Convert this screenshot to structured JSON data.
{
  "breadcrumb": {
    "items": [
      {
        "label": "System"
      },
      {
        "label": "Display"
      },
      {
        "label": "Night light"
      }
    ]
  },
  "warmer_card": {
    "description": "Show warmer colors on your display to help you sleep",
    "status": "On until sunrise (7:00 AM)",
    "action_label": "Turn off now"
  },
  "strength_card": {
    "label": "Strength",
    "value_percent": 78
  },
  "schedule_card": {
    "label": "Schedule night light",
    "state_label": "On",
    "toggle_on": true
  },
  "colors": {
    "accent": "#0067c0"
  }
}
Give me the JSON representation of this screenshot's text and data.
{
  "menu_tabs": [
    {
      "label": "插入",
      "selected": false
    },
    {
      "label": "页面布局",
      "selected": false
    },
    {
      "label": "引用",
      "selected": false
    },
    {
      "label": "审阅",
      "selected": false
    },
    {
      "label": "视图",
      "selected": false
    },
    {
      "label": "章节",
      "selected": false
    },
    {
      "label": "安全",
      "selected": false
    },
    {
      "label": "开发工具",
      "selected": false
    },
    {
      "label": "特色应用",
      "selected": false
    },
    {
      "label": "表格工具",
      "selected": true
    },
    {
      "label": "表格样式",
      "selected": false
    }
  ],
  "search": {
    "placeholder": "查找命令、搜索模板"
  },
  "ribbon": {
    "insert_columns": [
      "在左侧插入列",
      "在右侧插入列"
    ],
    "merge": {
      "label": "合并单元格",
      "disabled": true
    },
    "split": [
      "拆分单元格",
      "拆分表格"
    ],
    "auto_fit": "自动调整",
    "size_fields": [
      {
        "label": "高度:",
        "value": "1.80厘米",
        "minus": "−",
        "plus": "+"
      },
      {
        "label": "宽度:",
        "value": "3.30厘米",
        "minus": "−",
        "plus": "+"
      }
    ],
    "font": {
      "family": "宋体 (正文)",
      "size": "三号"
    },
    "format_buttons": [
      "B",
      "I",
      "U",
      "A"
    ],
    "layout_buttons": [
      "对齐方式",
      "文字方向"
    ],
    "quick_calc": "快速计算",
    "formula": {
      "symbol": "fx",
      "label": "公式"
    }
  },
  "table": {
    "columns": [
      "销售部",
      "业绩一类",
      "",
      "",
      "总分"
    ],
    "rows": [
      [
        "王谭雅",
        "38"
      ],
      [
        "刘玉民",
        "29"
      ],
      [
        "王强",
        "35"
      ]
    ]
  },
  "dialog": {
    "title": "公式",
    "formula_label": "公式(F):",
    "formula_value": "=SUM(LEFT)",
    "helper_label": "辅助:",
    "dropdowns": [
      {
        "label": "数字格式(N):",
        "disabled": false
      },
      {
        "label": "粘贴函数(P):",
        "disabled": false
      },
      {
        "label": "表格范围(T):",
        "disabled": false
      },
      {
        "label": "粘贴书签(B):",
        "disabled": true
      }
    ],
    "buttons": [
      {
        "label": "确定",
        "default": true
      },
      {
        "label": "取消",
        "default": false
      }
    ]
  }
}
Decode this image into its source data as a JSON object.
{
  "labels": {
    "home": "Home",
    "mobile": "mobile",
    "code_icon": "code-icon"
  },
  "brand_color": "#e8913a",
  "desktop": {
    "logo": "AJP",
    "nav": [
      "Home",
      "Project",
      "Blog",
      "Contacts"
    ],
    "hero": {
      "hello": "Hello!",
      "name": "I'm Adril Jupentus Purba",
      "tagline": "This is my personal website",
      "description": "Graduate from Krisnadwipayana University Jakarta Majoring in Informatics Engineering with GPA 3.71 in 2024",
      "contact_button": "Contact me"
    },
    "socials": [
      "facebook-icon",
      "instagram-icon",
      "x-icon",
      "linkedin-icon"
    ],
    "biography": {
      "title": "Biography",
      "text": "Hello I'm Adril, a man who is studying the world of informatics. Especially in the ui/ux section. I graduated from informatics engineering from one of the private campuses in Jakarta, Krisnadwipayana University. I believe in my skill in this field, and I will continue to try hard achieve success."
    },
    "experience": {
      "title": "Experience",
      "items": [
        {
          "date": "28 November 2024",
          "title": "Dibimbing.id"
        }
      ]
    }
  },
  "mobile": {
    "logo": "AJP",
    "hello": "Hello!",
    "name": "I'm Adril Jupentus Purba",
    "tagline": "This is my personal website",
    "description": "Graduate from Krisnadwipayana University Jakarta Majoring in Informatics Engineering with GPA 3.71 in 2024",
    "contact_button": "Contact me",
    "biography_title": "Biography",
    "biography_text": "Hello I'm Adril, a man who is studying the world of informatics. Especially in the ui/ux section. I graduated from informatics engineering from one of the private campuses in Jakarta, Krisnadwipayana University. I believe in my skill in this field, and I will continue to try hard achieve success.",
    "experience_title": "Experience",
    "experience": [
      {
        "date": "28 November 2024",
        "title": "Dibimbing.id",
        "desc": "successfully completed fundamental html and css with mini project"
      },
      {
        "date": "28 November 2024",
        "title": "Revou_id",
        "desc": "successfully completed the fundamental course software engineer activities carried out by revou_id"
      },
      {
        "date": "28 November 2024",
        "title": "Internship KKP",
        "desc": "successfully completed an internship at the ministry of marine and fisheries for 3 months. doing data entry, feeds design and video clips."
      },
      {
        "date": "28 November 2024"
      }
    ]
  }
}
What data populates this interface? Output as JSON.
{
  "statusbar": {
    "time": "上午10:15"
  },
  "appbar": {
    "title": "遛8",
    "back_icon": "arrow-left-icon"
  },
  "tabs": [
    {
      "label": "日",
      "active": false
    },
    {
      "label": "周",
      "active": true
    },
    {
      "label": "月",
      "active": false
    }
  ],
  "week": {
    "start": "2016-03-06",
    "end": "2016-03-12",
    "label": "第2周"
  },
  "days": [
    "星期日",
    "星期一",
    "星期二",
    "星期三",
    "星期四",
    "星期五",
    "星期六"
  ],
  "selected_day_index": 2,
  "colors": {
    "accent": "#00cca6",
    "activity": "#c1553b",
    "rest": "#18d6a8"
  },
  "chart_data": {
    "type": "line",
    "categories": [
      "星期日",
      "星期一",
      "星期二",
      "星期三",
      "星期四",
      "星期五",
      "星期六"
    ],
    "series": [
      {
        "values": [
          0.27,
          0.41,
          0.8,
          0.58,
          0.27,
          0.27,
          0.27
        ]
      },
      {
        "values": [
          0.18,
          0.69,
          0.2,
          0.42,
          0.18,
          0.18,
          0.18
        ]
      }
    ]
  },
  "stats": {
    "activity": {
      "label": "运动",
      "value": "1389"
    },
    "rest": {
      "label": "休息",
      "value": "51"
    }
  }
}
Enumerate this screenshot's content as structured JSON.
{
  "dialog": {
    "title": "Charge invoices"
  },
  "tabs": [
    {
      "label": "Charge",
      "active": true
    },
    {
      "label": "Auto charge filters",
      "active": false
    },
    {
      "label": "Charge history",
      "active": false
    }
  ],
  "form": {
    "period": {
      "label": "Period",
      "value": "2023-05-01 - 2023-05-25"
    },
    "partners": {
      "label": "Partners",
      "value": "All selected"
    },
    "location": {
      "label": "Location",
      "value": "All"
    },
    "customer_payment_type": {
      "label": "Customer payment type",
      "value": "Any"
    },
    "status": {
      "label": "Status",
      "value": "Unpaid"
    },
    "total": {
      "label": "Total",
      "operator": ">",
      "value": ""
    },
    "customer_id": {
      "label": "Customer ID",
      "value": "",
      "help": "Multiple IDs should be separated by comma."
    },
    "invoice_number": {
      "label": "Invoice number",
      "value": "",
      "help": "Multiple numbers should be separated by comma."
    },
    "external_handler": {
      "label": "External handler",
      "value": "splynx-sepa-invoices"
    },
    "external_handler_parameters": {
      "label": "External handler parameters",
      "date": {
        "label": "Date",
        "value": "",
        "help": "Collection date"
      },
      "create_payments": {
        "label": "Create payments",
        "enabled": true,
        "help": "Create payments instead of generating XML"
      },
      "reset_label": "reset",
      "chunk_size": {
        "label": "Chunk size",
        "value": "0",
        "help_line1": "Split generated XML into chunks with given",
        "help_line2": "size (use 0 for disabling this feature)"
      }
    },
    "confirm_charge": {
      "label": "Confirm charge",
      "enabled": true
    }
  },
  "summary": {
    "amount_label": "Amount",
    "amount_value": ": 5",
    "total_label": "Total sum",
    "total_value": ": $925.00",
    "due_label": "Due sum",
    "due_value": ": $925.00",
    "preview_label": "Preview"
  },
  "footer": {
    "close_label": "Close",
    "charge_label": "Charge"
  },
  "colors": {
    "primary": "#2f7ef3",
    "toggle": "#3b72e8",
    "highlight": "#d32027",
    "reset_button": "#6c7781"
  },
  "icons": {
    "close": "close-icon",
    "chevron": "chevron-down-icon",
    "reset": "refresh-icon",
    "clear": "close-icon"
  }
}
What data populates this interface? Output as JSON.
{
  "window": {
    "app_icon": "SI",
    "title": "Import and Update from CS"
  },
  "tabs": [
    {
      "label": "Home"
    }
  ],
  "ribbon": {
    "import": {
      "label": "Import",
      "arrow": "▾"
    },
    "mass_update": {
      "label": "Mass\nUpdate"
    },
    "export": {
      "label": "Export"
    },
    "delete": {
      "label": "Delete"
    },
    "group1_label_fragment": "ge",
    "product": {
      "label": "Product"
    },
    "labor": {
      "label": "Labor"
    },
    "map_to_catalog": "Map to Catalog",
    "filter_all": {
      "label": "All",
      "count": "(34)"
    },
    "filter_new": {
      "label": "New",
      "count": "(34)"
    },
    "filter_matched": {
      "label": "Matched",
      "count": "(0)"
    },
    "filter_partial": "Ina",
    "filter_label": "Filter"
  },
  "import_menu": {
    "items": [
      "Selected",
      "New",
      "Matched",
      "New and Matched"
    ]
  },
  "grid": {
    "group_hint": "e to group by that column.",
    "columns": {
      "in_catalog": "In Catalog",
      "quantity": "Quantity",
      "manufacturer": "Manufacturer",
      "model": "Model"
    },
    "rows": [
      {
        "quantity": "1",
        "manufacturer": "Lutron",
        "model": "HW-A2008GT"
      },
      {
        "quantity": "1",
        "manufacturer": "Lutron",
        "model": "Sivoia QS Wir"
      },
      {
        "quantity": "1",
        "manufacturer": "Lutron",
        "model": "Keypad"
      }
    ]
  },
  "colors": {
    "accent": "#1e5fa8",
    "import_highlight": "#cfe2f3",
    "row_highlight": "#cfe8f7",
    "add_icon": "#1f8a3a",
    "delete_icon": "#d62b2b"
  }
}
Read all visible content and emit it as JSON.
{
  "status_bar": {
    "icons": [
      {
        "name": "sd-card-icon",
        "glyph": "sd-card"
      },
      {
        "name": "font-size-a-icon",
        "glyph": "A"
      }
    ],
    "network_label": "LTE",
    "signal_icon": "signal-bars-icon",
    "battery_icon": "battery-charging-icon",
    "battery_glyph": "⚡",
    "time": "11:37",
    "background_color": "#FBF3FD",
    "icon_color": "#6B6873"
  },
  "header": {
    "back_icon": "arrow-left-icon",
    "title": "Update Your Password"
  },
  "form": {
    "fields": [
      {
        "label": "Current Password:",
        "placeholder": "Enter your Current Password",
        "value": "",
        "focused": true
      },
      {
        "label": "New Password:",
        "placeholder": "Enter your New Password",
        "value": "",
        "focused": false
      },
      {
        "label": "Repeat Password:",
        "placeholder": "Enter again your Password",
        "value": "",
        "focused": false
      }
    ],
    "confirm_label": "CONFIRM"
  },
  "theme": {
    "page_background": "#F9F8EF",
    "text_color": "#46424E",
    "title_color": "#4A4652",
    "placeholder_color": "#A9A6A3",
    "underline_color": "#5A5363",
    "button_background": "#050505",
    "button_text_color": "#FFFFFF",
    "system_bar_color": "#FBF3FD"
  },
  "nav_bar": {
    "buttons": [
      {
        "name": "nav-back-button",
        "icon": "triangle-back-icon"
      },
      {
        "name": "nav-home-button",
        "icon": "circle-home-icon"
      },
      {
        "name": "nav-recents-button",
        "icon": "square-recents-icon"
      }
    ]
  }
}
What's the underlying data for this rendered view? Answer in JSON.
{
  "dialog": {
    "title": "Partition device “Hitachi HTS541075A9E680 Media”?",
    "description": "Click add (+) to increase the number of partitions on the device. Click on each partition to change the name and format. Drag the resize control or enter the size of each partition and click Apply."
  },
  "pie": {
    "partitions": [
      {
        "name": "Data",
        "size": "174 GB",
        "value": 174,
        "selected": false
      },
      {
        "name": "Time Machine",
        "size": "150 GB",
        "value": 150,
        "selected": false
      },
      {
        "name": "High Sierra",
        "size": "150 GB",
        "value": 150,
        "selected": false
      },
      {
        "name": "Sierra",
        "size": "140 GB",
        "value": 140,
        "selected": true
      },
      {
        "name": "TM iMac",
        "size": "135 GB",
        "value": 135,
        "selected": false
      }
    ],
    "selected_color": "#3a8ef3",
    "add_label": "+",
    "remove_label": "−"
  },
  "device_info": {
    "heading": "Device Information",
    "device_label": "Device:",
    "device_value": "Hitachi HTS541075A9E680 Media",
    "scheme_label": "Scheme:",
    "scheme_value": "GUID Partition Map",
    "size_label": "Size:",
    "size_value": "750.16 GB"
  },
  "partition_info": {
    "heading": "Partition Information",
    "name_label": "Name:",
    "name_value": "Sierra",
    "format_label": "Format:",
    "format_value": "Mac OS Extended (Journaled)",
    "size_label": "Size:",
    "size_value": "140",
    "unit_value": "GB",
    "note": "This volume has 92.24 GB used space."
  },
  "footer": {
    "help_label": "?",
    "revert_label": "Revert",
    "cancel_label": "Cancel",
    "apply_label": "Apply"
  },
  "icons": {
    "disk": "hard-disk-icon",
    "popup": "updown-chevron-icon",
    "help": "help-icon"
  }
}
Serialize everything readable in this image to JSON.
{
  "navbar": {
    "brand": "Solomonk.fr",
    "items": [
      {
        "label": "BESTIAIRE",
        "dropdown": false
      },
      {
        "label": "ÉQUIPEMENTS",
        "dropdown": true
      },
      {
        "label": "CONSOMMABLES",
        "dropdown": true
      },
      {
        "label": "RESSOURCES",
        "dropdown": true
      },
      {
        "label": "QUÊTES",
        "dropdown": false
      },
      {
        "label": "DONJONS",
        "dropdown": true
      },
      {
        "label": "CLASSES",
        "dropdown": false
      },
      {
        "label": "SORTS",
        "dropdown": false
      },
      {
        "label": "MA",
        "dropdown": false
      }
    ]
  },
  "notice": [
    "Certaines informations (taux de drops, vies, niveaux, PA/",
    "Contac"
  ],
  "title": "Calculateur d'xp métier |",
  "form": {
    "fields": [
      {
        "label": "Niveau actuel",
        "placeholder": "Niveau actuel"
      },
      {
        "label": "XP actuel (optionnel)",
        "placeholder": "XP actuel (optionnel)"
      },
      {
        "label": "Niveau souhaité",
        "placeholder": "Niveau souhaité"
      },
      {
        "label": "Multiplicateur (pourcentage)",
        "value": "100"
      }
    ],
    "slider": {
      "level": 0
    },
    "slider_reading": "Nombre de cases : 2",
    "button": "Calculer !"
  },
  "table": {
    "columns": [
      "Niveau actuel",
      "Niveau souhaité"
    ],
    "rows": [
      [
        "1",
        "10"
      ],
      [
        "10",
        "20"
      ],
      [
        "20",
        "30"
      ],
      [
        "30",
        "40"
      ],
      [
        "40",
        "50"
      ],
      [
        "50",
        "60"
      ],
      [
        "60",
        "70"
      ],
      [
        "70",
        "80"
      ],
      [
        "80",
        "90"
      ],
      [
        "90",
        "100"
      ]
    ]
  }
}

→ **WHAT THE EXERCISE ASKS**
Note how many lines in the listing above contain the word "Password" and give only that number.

→ **OUTPUT**
7